Directions: Copy out each line of the data that includes the string "content".

--- START ---

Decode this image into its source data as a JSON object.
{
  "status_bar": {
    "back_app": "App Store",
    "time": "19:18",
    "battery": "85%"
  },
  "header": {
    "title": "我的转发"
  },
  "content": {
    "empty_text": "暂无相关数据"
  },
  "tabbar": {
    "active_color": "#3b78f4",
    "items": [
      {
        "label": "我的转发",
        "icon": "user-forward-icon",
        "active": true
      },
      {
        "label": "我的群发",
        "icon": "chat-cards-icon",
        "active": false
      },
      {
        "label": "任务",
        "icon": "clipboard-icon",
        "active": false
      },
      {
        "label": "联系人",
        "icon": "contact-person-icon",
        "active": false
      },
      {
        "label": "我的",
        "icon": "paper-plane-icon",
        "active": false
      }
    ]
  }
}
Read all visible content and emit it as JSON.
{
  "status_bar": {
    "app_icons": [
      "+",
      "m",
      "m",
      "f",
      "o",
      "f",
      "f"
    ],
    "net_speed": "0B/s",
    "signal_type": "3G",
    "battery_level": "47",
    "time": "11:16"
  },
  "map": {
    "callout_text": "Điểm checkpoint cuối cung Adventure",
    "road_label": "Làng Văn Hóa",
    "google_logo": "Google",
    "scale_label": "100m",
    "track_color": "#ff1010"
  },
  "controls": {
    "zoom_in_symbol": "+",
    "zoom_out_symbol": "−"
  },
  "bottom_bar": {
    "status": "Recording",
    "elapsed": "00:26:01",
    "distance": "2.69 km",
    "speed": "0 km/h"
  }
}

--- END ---

Expected output:
  "content": {
Read all visible content and emit it as JSON.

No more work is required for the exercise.